Wednesday, May 5, 2010

Internet-Only Radio

It was reported today in the Suburban  that former CJAD late-late-late night host Sol Boxenbaum will be heard once again starting on May 31st. He will host a nightly program from 10 PM to midnight on a new start-up Internet radio broadcast site VIP Internet Radio. Best of luck to Sol. He's a real good guy and it will be nice to hear him again. It's just too bad his new show won't be more accessible to his old audience.

I understand that there are some live events that are only available on-line, and then there are the podcasts which allow you to listen to anything just about anywhere for convenience sake. Still, I don't know much about Internet-only broadcasters and how successful they may or may not be. Streaming of over-the-air stations has been going on since the mid-90s, and that expands the potential audience to anyone in the world with Internet access.

Anyone can set up their own Internet live broadcast. It's more complicated than simple podcasting, but then again the problem ultimately becomes how to spread the word about your show. That's hard enough for some traditional broadcasters sometimes, but if you've got hundreds or hundreds of thousands of "competitors", how do you draw attention to your show? With radio, you really need to hook the listener right away and give them a reason to want to tune back in again. It's really not so different from trying to draw people to a blog or a web page.

I wonder if the future of radio is really to be found online. The Internet is an excellent tool to compliment existing radio programs, but I can't see how it will ever replace them. Even if you can access the Internet on portable devices, it just isn't the same thing, particularly when you are trying to be “local“. Even satellite radio has not overtaken conventional radio yet, and it doesn't look like that will happen anytime soon.

People might log onto their favourite local radio stations' web site when they are on vacation, but will they tune into a station specific to the Internet? I'm not sure that's going to happen in large enough numbers to make it financially viable. Would people be willing to pay a fee for Internet-only stations? Such fees already exist for some programming. An example would be the fee MLB charges for online access to game feeds. Maybe it would take a big name radio star to set up shop on the Internet. We shall see...

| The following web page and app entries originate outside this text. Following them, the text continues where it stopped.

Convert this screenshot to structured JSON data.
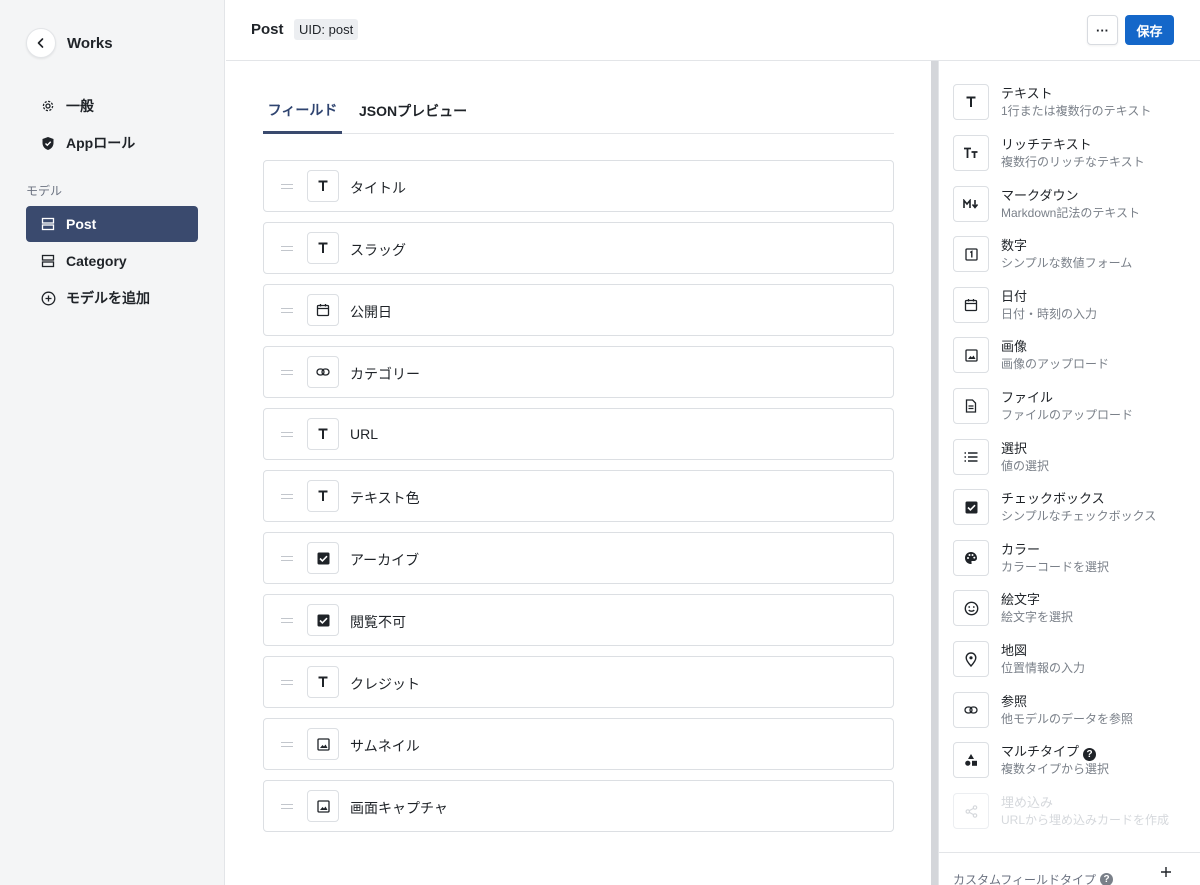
{
  "sidebar": {
    "back_icon": "chevron-left-icon",
    "title": "Works",
    "menu": [
      {
        "label": "一般",
        "icon": "gear-icon"
      },
      {
        "label": "Appロール",
        "icon": "shield-icon"
      }
    ],
    "section_label": "モデル",
    "models": [
      {
        "label": "Post",
        "icon": "model-icon",
        "active": true
      },
      {
        "label": "Category",
        "icon": "model-icon",
        "active": false
      }
    ],
    "add_model_label": "モデルを追加"
  },
  "header": {
    "title": "Post",
    "uid": "UID: post",
    "more_label": "···",
    "save_label": "保存",
    "accent_color": "#1467c9"
  },
  "tabs": [
    {
      "label": "フィールド",
      "active": true
    },
    {
      "label": "JSONプレビュー",
      "active": false
    }
  ],
  "fields": [
    {
      "label": "タイトル",
      "icon": "text-icon"
    },
    {
      "label": "スラッグ",
      "icon": "text-icon"
    },
    {
      "label": "公開日",
      "icon": "calendar-icon"
    },
    {
      "label": "カテゴリー",
      "icon": "link-icon"
    },
    {
      "label": "URL",
      "icon": "text-icon"
    },
    {
      "label": "テキスト色",
      "icon": "text-icon"
    },
    {
      "label": "アーカイブ",
      "icon": "checkbox-icon"
    },
    {
      "label": "閲覧不可",
      "icon": "checkbox-icon"
    },
    {
      "label": "クレジット",
      "icon": "text-icon"
    },
    {
      "label": "サムネイル",
      "icon": "image-icon"
    },
    {
      "label": "画面キャプチャ",
      "icon": "image-icon"
    }
  ],
  "field_types": [
    {
      "name": "テキスト",
      "desc": "1行または複数行のテキスト",
      "icon": "text-icon"
    },
    {
      "name": "リッチテキスト",
      "desc": "複数行のリッチなテキスト",
      "icon": "rich-text-icon"
    },
    {
      "name": "マークダウン",
      "desc": "Markdown記法のテキスト",
      "icon": "markdown-icon"
    },
    {
      "name": "数字",
      "desc": "シンプルな数値フォーム",
      "icon": "number-icon"
    },
    {
      "name": "日付",
      "desc": "日付・時刻の入力",
      "icon": "calendar-icon"
    },
    {
      "name": "画像",
      "desc": "画像のアップロード",
      "icon": "image-icon"
    },
    {
      "name": "ファイル",
      "desc": "ファイルのアップロード",
      "icon": "file-icon"
    },
    {
      "name": "選択",
      "desc": "値の選択",
      "icon": "list-icon"
    },
    {
      "name": "チェックボックス",
      "desc": "シンプルなチェックボックス",
      "icon": "checkbox-icon"
    },
    {
      "name": "カラー",
      "desc": "カラーコードを選択",
      "icon": "palette-icon"
    },
    {
      "name": "絵文字",
      "desc": "絵文字を選択",
      "icon": "emoji-icon"
    },
    {
      "name": "地図",
      "desc": "位置情報の入力",
      "icon": "map-pin-icon"
    },
    {
      "name": "参照",
      "desc": "他モデルのデータを参照",
      "icon": "link-icon"
    },
    {
      "name": "マルチタイプ",
      "desc": "複数タイプから選択",
      "icon": "shapes-icon",
      "help": true
    },
    {
      "name": "埋め込み",
      "desc": "URLから埋め込みカードを作成",
      "icon": "share-icon",
      "disabled": true
    }
  ],
  "custom_field_type": {
    "label": "カスタムフィールドタイプ",
    "add_icon": "plus-icon"
  }
}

Monday, May 3, 2010


It would be great to have access to archived Montreal radio programming. There really is no comprehensive archive out there for the general public to access. I doubt there are any vaults out there with old tapes of every known radio program produced in Montreal over the years. It would be reasonably easy to keep stuff nowadays with everything being digital.

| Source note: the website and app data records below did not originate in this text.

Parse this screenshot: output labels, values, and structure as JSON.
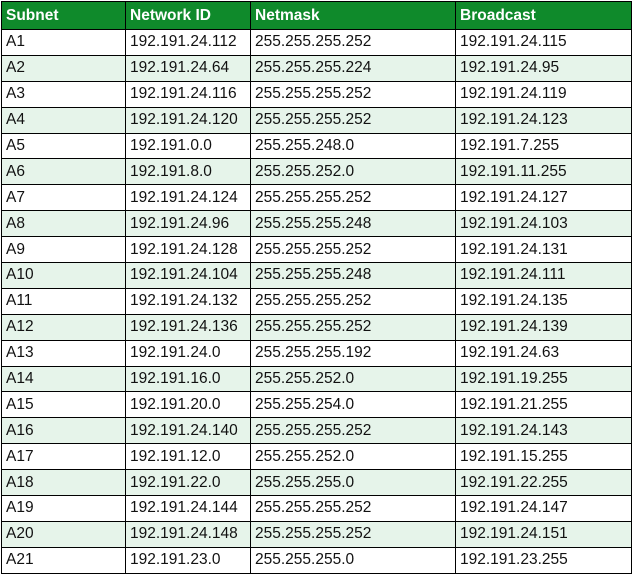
{
  "table": {
    "headers": [
      "Subnet",
      "Network ID",
      "Netmask",
      "Broadcast"
    ],
    "rows": [
      [
        "A1",
        "192.191.24.112",
        "255.255.255.252",
        "192.191.24.115"
      ],
      [
        "A2",
        "192.191.24.64",
        "255.255.255.224",
        "192.191.24.95"
      ],
      [
        "A3",
        "192.191.24.116",
        "255.255.255.252",
        "192.191.24.119"
      ],
      [
        "A4",
        "192.191.24.120",
        "255.255.255.252",
        "192.191.24.123"
      ],
      [
        "A5",
        "192.191.0.0",
        "255.255.248.0",
        "192.191.7.255"
      ],
      [
        "A6",
        "192.191.8.0",
        "255.255.252.0",
        "192.191.11.255"
      ],
      [
        "A7",
        "192.191.24.124",
        "255.255.255.252",
        "192.191.24.127"
      ],
      [
        "A8",
        "192.191.24.96",
        "255.255.255.248",
        "192.191.24.103"
      ],
      [
        "A9",
        "192.191.24.128",
        "255.255.255.252",
        "192.191.24.131"
      ],
      [
        "A10",
        "192.191.24.104",
        "255.255.255.248",
        "192.191.24.111"
      ],
      [
        "A11",
        "192.191.24.132",
        "255.255.255.252",
        "192.191.24.135"
      ],
      [
        "A12",
        "192.191.24.136",
        "255.255.255.252",
        "192.191.24.139"
      ],
      [
        "A13",
        "192.191.24.0",
        "255.255.255.192",
        "192.191.24.63"
      ],
      [
        "A14",
        "192.191.16.0",
        "255.255.252.0",
        "192.191.19.255"
      ],
      [
        "A15",
        "192.191.20.0",
        "255.255.254.0",
        "192.191.21.255"
      ],
      [
        "A16",
        "192.191.24.140",
        "255.255.255.252",
        "192.191.24.143"
      ],
      [
        "A17",
        "192.191.12.0",
        "255.255.252.0",
        "192.191.15.255"
      ],
      [
        "A18",
        "192.191.22.0",
        "255.255.255.0",
        "192.191.22.255"
      ],
      [
        "A19",
        "192.191.24.144",
        "255.255.255.252",
        "192.191.24.147"
      ],
      [
        "A20",
        "192.191.24.148",
        "255.255.255.252",
        "192.191.24.151"
      ],
      [
        "A21",
        "192.191.23.0",
        "255.255.255.0",
        "192.191.23.255"
      ]
    ]
  },
  "colors": {
    "header_background": "#0f8a2b",
    "header_text": "#ffffff",
    "stripe_background": "#e6f4ea"
  }
}
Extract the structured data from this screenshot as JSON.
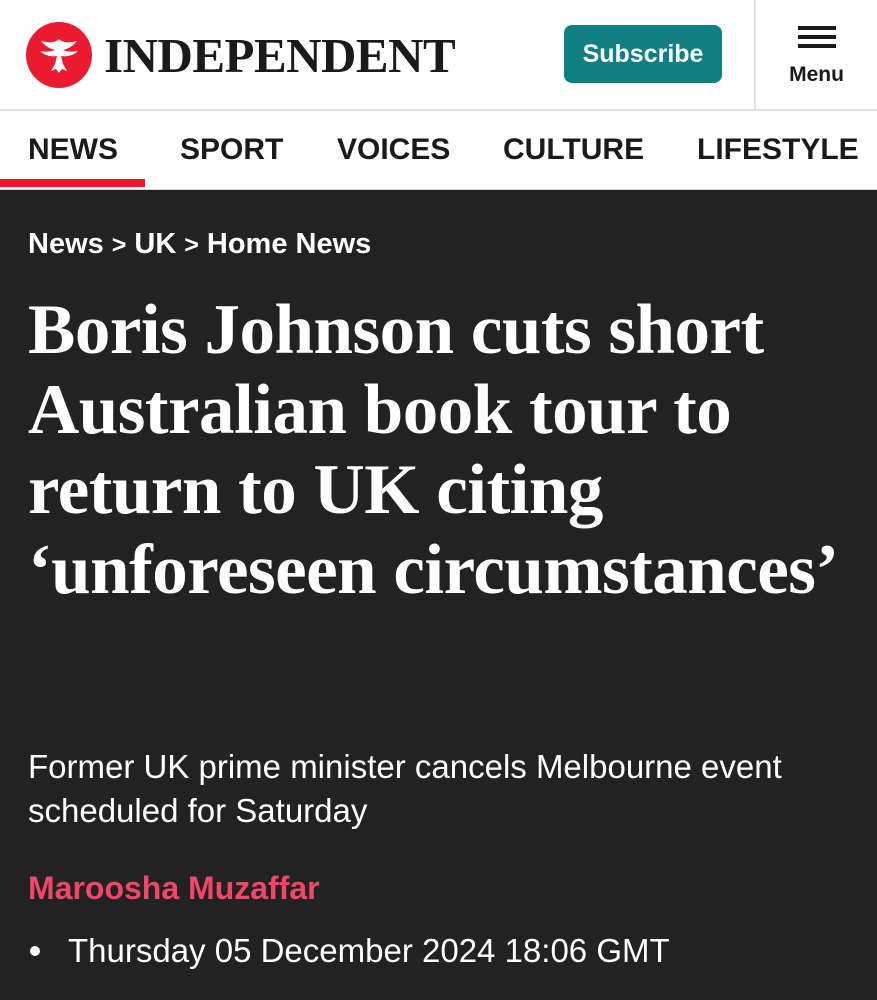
{
  "header": {
    "brand": "INDEPENDENT",
    "subscribe_label": "Subscribe",
    "menu_label": "Menu",
    "colors": {
      "brand_red": "#ec1a2e",
      "subscribe_teal": "#0f7f82"
    },
    "icons": {
      "logo": "eagle-logo-icon",
      "menu": "hamburger-menu-icon"
    }
  },
  "nav": {
    "items": [
      {
        "label": "NEWS",
        "active": true
      },
      {
        "label": "SPORT",
        "active": false
      },
      {
        "label": "VOICES",
        "active": false
      },
      {
        "label": "CULTURE",
        "active": false
      },
      {
        "label": "LIFESTYLE",
        "active": false
      }
    ]
  },
  "article": {
    "breadcrumb": [
      "News",
      "UK",
      "Home News"
    ],
    "breadcrumb_separator": ">",
    "headline": "Boris Johnson cuts short Australian book tour to return to UK citing ‘unforeseen circumstances’",
    "standfirst": "Former UK prime minister cancels Melbourne event scheduled for Saturday",
    "author": "Maroosha Muzaffar",
    "date": "Thursday 05 December 2024 18:06 GMT",
    "colors": {
      "background": "#222223",
      "author": "#f0466a"
    }
  }
}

You can find some vintage stuff on the Internet, but not much Montreal stuff. Still, I did find a very interesting site with some old Montreal clips. Marc Denis' 1470 CFOX Montreal Radio Archive is dedicated to the long-departed CFOX. It is so refreshing to hear what it was like when local radio was still in local hands. There are some wonderful old clips on that site, featuring among others, the late Gord Sinclair, who was the station's original owner. This is a fantastic, MUST VISIT site for anyone with an appreciation for Montreal's radio history.

CFOX broadcast for 17 years. It would eventually become part of the CKO news network, which some folks out there may still remember. It broadcast on 1470 kHz until going off the air in 1989. A lot of well-known Montreal radio personalities spent time at CFOX, including Ted Tevan back in the early 1970s.

There are recordings of old commercials, newscasts and so on that would be fascinating to listen to.  The CBC and Radio-Canada have some old archived programs posted on their web sites. We are lucky enough to have that kind of access to old newspapers and magazines. Perhaps with time, more stuff will resurface.